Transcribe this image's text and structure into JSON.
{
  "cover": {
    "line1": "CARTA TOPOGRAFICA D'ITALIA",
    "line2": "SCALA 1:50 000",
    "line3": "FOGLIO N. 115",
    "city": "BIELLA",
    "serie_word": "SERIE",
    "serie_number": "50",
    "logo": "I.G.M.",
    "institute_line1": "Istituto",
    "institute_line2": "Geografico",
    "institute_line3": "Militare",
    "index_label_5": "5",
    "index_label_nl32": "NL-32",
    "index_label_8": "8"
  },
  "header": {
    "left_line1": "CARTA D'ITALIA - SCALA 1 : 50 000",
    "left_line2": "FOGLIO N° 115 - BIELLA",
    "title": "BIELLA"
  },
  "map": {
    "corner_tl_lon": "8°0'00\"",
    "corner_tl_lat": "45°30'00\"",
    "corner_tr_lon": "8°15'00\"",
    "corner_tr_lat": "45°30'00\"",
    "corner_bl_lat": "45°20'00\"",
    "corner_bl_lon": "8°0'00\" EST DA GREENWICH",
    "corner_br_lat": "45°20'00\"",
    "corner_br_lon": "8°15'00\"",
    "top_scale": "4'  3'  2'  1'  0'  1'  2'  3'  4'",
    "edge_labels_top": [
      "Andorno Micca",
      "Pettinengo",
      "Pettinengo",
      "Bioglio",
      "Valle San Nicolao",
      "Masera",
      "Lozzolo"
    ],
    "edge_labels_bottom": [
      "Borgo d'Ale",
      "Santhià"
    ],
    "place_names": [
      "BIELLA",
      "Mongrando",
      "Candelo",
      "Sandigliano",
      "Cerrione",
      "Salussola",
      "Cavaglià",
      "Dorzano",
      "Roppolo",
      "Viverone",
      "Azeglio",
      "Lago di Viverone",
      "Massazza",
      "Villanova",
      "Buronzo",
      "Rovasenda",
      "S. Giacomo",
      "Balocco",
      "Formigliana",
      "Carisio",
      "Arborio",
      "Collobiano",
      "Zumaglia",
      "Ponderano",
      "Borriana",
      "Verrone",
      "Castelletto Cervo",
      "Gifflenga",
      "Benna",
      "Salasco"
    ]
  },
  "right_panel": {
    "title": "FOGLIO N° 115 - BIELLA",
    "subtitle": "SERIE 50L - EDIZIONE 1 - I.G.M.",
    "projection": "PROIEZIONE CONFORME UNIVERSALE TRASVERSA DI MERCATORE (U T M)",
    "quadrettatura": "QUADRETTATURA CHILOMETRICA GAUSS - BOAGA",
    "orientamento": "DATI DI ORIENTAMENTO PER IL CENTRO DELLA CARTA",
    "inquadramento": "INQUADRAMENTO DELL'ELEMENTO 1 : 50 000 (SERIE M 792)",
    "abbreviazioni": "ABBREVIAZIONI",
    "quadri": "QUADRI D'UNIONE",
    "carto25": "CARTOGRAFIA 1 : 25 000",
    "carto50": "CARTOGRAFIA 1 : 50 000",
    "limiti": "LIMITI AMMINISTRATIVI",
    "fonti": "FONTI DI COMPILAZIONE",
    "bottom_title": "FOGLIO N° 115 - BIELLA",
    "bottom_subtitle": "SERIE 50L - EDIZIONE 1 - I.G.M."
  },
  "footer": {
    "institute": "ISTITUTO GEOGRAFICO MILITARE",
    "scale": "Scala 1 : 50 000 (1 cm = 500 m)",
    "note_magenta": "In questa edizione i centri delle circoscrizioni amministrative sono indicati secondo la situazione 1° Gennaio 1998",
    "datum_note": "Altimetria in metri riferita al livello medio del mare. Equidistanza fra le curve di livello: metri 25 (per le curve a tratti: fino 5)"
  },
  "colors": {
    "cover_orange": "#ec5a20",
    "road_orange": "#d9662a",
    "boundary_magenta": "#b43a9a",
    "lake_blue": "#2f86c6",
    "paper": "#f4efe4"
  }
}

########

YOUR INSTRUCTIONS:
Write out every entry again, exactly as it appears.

FINISHED EXERCISE:
Transcribe this image's text and structure into JSON.
{
  "cover": {
    "line1": "CARTA TOPOGRAFICA D'ITALIA",
    "line2": "SCALA 1:50 000",
    "line3": "FOGLIO N. 115",
    "city": "BIELLA",
    "serie_word": "SERIE",
    "serie_number": "50",
    "logo": "I.G.M.",
    "institute_line1": "Istituto",
    "institute_line2": "Geografico",
    "institute_line3": "Militare",
    "index_label_5": "5",
    "index_label_nl32": "NL-32",
    "index_label_8": "8"
  },
  "header": {
    "left_line1": "CARTA D'ITALIA - SCALA 1 : 50 000",
    "left_line2": "FOGLIO N° 115 - BIELLA",
    "title": "BIELLA"
  },
  "map": {
    "corner_tl_lon": "8°0'00\"",
    "corner_tl_lat": "45°30'00\"",
    "corner_tr_lon": "8°15'00\"",
    "corner_tr_lat": "45°30'00\"",
    "corner_bl_lat": "45°20'00\"",
    "corner_bl_lon": "8°0'00\" EST DA GREENWICH",
    "corner_br_lat": "45°20'00\"",
    "corner_br_lon": "8°15'00\"",
    "top_scale": "4'  3'  2'  1'  0'  1'  2'  3'  4'",
    "edge_labels_top": [
      "Andorno Micca",
      "Pettinengo",
      "Pettinengo",
      "Bioglio",
      "Valle San Nicolao",
      "Masera",
      "Lozzolo"
    ],
    "edge_labels_bottom": [
      "Borgo d'Ale",
      "Santhià"
    ],
    "place_names": [
      "BIELLA",
      "Mongrando",
      "Candelo",
      "Sandigliano",
      "Cerrione",
      "Salussola",
      "Cavaglià",
      "Dorzano",
      "Roppolo",
      "Viverone",
      "Azeglio",
      "Lago di Viverone",
      "Massazza",
      "Villanova",
      "Buronzo",
      "Rovasenda",
      "S. Giacomo",
      "Balocco",
      "Formigliana",
      "Carisio",
      "Arborio",
      "Collobiano",
      "Zumaglia",
      "Ponderano",
      "Borriana",
      "Verrone",
      "Castelletto Cervo",
      "Gifflenga",
      "Benna",
      "Salasco"
    ]
  },
  "right_panel": {
    "title": "FOGLIO N° 115 - BIELLA",
    "subtitle": "SERIE 50L - EDIZIONE 1 - I.G.M.",
    "projection": "PROIEZIONE CONFORME UNIVERSALE TRASVERSA DI MERCATORE (U T M)",
    "quadrettatura": "QUADRETTATURA CHILOMETRICA GAUSS - BOAGA",
    "orientamento": "DATI DI ORIENTAMENTO PER IL CENTRO DELLA CARTA",
    "inquadramento": "INQUADRAMENTO DELL'ELEMENTO 1 : 50 000 (SERIE M 792)",
    "abbreviazioni": "ABBREVIAZIONI",
    "quadri": "QUADRI D'UNIONE",
    "carto25": "CARTOGRAFIA 1 : 25 000",
    "carto50": "CARTOGRAFIA 1 : 50 000",
    "limiti": "LIMITI AMMINISTRATIVI",
    "fonti": "FONTI DI COMPILAZIONE",
    "bottom_title": "FOGLIO N° 115 - BIELLA",
    "bottom_subtitle": "SERIE 50L - EDIZIONE 1 - I.G.M."
  },
  "footer": {
    "institute": "ISTITUTO GEOGRAFICO MILITARE",
    "scale": "Scala 1 : 50 000 (1 cm = 500 m)",
    "note_magenta": "In questa edizione i centri delle circoscrizioni amministrative sono indicati secondo la situazione 1° Gennaio 1998",
    "datum_note": "Altimetria in metri riferita al livello medio del mare. Equidistanza fra le curve di livello: metri 25 (per le curve a tratti: fino 5)"
  },
  "colors": {
    "cover_orange": "#ec5a20",
    "road_orange": "#d9662a",
    "boundary_magenta": "#b43a9a",
    "lake_blue": "#2f86c6",
    "paper": "#f4efe4"
  }
}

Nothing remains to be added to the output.